I totally agree with this. Most professionals know what they want and wouldn't really need to even visit a store unless they wanted to check one out in person just to see and use it beforehand.
More popular in terms of sales. That's kind of a, duh. But, did 'pros' move to iMacs because of the lack of Mac Pro? Or, does 'pro' mean something different now than it used to? The iMac is an excellent machine, but it isn't really pro by previous definitions of the term.
What's your definition of the term "Pro" then?
Well 'pro' traditionally applied to the equipment, not the person or some line between hobby/home and paid work.

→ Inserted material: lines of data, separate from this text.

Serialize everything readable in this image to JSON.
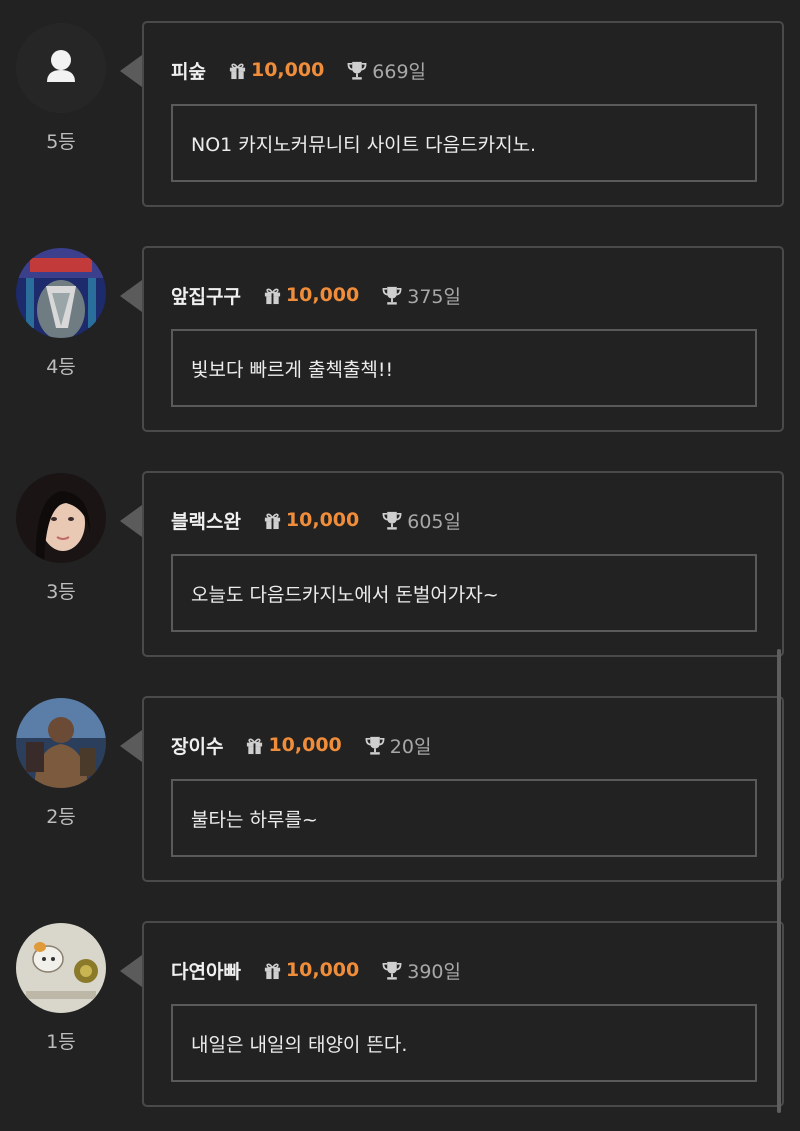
{
  "entries": [
    {
      "nickname": "피숲",
      "points": "10,000",
      "days": "669일",
      "message": "NO1 카지노커뮤니티 사이트 다음드카지노.",
      "rank": "5등"
    },
    {
      "nickname": "앞집구구",
      "points": "10,000",
      "days": "375일",
      "message": "빛보다 빠르게 출첵출첵!!",
      "rank": "4등"
    },
    {
      "nickname": "블랙스완",
      "points": "10,000",
      "days": "605일",
      "message": "오늘도 다음드카지노에서 돈벌어가자~",
      "rank": "3등"
    },
    {
      "nickname": "장이수",
      "points": "10,000",
      "days": "20일",
      "message": "불타는 하루를~",
      "rank": "2등"
    },
    {
      "nickname": "다연아빠",
      "points": "10,000",
      "days": "390일",
      "message": "내일은 내일의 태양이 뜬다.",
      "rank": "1등"
    }
  ],
  "icons": {
    "gift": "gift-icon",
    "trophy": "trophy-icon",
    "default_avatar": "user-icon"
  },
  "colors": {
    "background": "#222222",
    "points": "#f08d3a",
    "border": "#4a4a4a"
  }
}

That isn't just in the computer industry, btw. Pro equipment usually means things like:
- more durable
- stronger, more capable With computers, this typically meant stuff like 24x7 maxed-out operation, higher quality parts, error correction/stability (ECC RAM, RAID arrays), better or specialized speed capabilities, etc. The 'new' Apple seems to have shifted the discussion to 'pro' meaning you use it to make money vs home/hobby. The problem with that definition, is that a lawyer can use a Chromebook to make more money than an engineer working on SpaceX or the artist rendering the next Bug's Life film. So, when we're talking about 'pros' moving to the iMac, it's a bit more tricky than it might seem on the face of it. Yes, iMacs are now much more capable, in the sense that they might be able to do video-editing that only a Mac Pro could have done in the past. But, at the same time, they aren't designed for GPU-heavy applications, or with the durability to run maxed out on a render-job for several days. Some 'pros' can make that move, while others can't, making it somewhat arbitrary or meaningless. Also, if you don't have any other option... it's kind of hard to make judgements from the data of how many might have migrated.

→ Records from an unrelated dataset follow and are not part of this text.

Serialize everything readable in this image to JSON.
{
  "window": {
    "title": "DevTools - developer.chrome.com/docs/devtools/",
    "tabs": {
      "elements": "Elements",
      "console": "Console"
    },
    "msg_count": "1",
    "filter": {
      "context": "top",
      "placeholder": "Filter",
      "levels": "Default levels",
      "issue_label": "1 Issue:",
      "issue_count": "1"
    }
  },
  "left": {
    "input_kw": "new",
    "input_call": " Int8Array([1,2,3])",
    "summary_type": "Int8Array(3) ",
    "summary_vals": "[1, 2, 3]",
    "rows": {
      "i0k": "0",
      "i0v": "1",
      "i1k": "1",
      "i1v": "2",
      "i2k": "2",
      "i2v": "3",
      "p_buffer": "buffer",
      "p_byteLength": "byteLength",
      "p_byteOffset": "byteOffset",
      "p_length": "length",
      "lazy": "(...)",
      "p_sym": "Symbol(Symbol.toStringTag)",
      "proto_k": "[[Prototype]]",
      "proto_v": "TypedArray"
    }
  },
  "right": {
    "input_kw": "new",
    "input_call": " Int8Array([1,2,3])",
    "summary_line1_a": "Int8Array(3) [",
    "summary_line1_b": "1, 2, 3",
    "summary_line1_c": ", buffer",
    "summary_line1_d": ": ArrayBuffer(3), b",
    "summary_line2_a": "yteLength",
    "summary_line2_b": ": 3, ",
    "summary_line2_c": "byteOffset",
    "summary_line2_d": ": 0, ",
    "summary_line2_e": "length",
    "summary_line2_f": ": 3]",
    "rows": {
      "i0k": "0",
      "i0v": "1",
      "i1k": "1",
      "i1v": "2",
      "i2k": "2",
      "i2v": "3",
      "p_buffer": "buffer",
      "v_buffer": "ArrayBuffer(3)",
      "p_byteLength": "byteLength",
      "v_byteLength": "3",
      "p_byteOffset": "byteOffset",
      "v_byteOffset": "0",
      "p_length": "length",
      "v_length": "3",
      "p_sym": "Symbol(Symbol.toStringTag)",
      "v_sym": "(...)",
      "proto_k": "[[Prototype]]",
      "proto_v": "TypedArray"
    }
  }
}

Thanks. In logic, it's called equivocation of a term, and is critical for a meaningful discussion. I'm sure it has always been an issue, but seems to run rampant these days. But, what should we conclude re: Apple? If they aren't smart enough to recognize what I've outlined above, then they need better people and we're in trouble, as the bad-decision cascade will continue. If they know, then they are being disingenuous. While I'm guessing that's what this is (there have to be smart people at Apple), it isn't exactly comforting either. :(

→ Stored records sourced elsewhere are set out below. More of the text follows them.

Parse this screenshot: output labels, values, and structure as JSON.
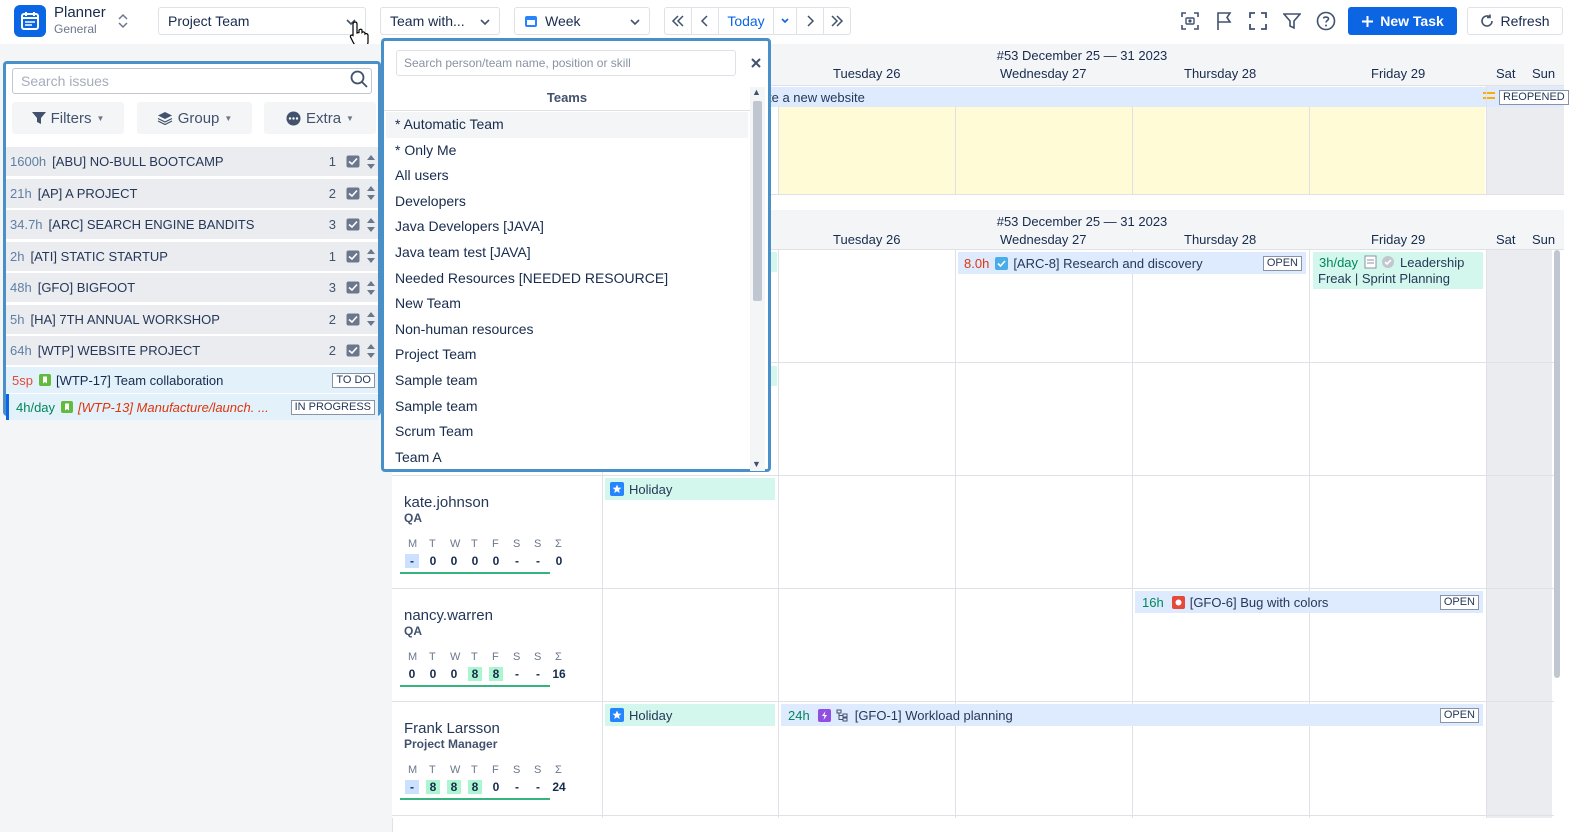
{
  "app": {
    "name": "Planner",
    "subtitle": "General"
  },
  "toolbar": {
    "team_select": "Project Team",
    "team_with": "Team with...",
    "view_select": "Week",
    "today": "Today",
    "new_task": "New Task",
    "refresh": "Refresh"
  },
  "left_panel": {
    "search_placeholder": "Search issues",
    "filters": "Filters",
    "group": "Group",
    "extra": "Extra",
    "projects": [
      {
        "hours": "1600h",
        "name": "[ABU] NO-BULL BOOTCAMP",
        "count": "1"
      },
      {
        "hours": "21h",
        "name": "[AP] A PROJECT",
        "count": "2"
      },
      {
        "hours": "34.7h",
        "name": "[ARC] SEARCH ENGINE BANDITS",
        "count": "3"
      },
      {
        "hours": "2h",
        "name": "[ATI] STATIC STARTUP",
        "count": "1"
      },
      {
        "hours": "48h",
        "name": "[GFO] BIGFOOT",
        "count": "3"
      },
      {
        "hours": "5h",
        "name": "[HA] 7TH ANNUAL WORKSHOP",
        "count": "2"
      },
      {
        "hours": "64h",
        "name": "[WTP] WEBSITE PROJECT",
        "count": "2"
      }
    ],
    "issues": [
      {
        "estimate": "5sp",
        "title": "[WTP-17] Team collaboration",
        "status": "TO DO"
      },
      {
        "estimate": "4h/day",
        "title": "[WTP-13] Manufacture/launch. ...",
        "status": "IN PROGRESS"
      }
    ]
  },
  "dropdown": {
    "search_placeholder": "Search person/team name, position or skill",
    "header": "Teams",
    "items": [
      "* Automatic Team",
      "* Only Me",
      "All users",
      "Developers",
      "Java Developers [JAVA]",
      "Java team test [JAVA]",
      "Needed Resources [NEEDED RESOURCE]",
      "New Team",
      "Non-human resources",
      "Project Team",
      "Sample team",
      "Sample team",
      "Scrum Team",
      "Team A"
    ]
  },
  "calendar": {
    "week_title": "#53 December 25 — 31 2023",
    "days": [
      "Tuesday 26",
      "Wednesday 27",
      "Thursday 28",
      "Friday 29",
      "Sat",
      "Sun"
    ],
    "top_event": {
      "title": "te a new website",
      "status": "REOPENED"
    },
    "events": {
      "arc8": {
        "hours": "8.0h",
        "title": "[ARC-8] Research and discovery",
        "status": "OPEN"
      },
      "leadership": {
        "rate": "3h/day",
        "title": "Leadership",
        "title2": "Freak | Sprint Planning"
      },
      "kate_holiday": "Holiday",
      "gfo6": {
        "hours": "16h",
        "title": "[GFO-6] Bug with colors",
        "status": "OPEN"
      },
      "frank_holiday": "Holiday",
      "gfo1": {
        "hours": "24h",
        "title": "[GFO-1] Workload planning",
        "status": "OPEN"
      }
    },
    "week_letters": [
      "M",
      "T",
      "W",
      "T",
      "F",
      "S",
      "S",
      "Σ"
    ],
    "users": [
      {
        "name": "kate.johnson",
        "role": "QA",
        "values": [
          "-",
          "0",
          "0",
          "0",
          "0",
          "-",
          "-",
          "0"
        ]
      },
      {
        "name": "nancy.warren",
        "role": "QA",
        "values": [
          "0",
          "0",
          "0",
          "8",
          "8",
          "-",
          "-",
          "16"
        ]
      },
      {
        "name": "Frank Larsson",
        "role": "Project Manager",
        "values": [
          "-",
          "8",
          "8",
          "8",
          "0",
          "-",
          "-",
          "24"
        ]
      }
    ]
  }
}
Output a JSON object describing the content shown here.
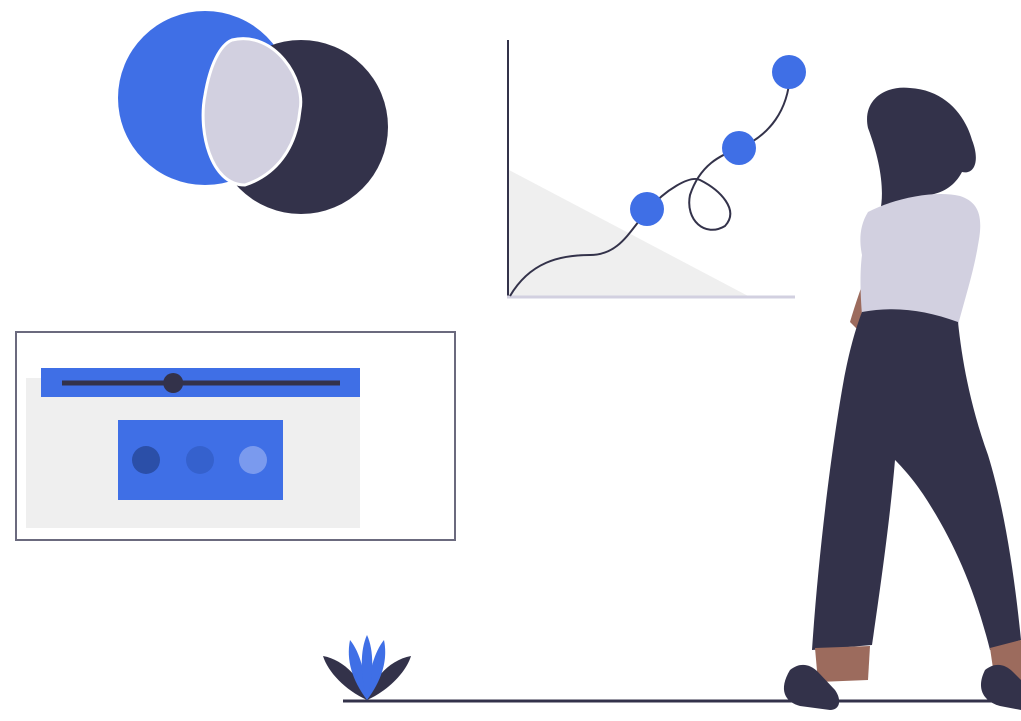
{
  "illustration": {
    "colors": {
      "accent_blue": "#3f6fe6",
      "dark_navy": "#33324a",
      "lavender": "#d2d0e0",
      "light_gray": "#efefef",
      "frame_gray": "#6b6a7e",
      "skin_brown": "#9c6b5d",
      "white": "#ffffff"
    },
    "icons": {
      "venn": "venn-diagram-icon",
      "chart": "line-chart-icon",
      "slider_panel": "slider-panel-icon",
      "plant": "plant-icon",
      "person": "person-icon"
    },
    "slider": {
      "level": 0.4
    },
    "carousel": {
      "dot_count": 3,
      "active_index": 0
    }
  }
}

Traditionally, usually, typically, seems to have: all words you used in that above description. That's a lot of equivocation for then offering two equally insulting conclusions about what the state of the word "pro" is at Apple. I would offer a third option. Pro gear is what pros use. As an illustration, I'll use a story from the 1920s. One of my favorite photographers, Andre Kertesz, was the man who invented candid photography. Before there were even cameras capable of really excelling at candid work (the Leica in 1925). When he fled Hitler's Germany, he came to America as an established editorial photographer in Europe. Editors at US magazines told him the Leica was a toy and he had to use 4x5 inch cameras to do professional work. He just processed and printed his 35mm film at home and brought in the prints and told them they were large format. The "editors" were none the wiser. The moral of the story? Don't tell people what is professional when in fact, your definition is too limited.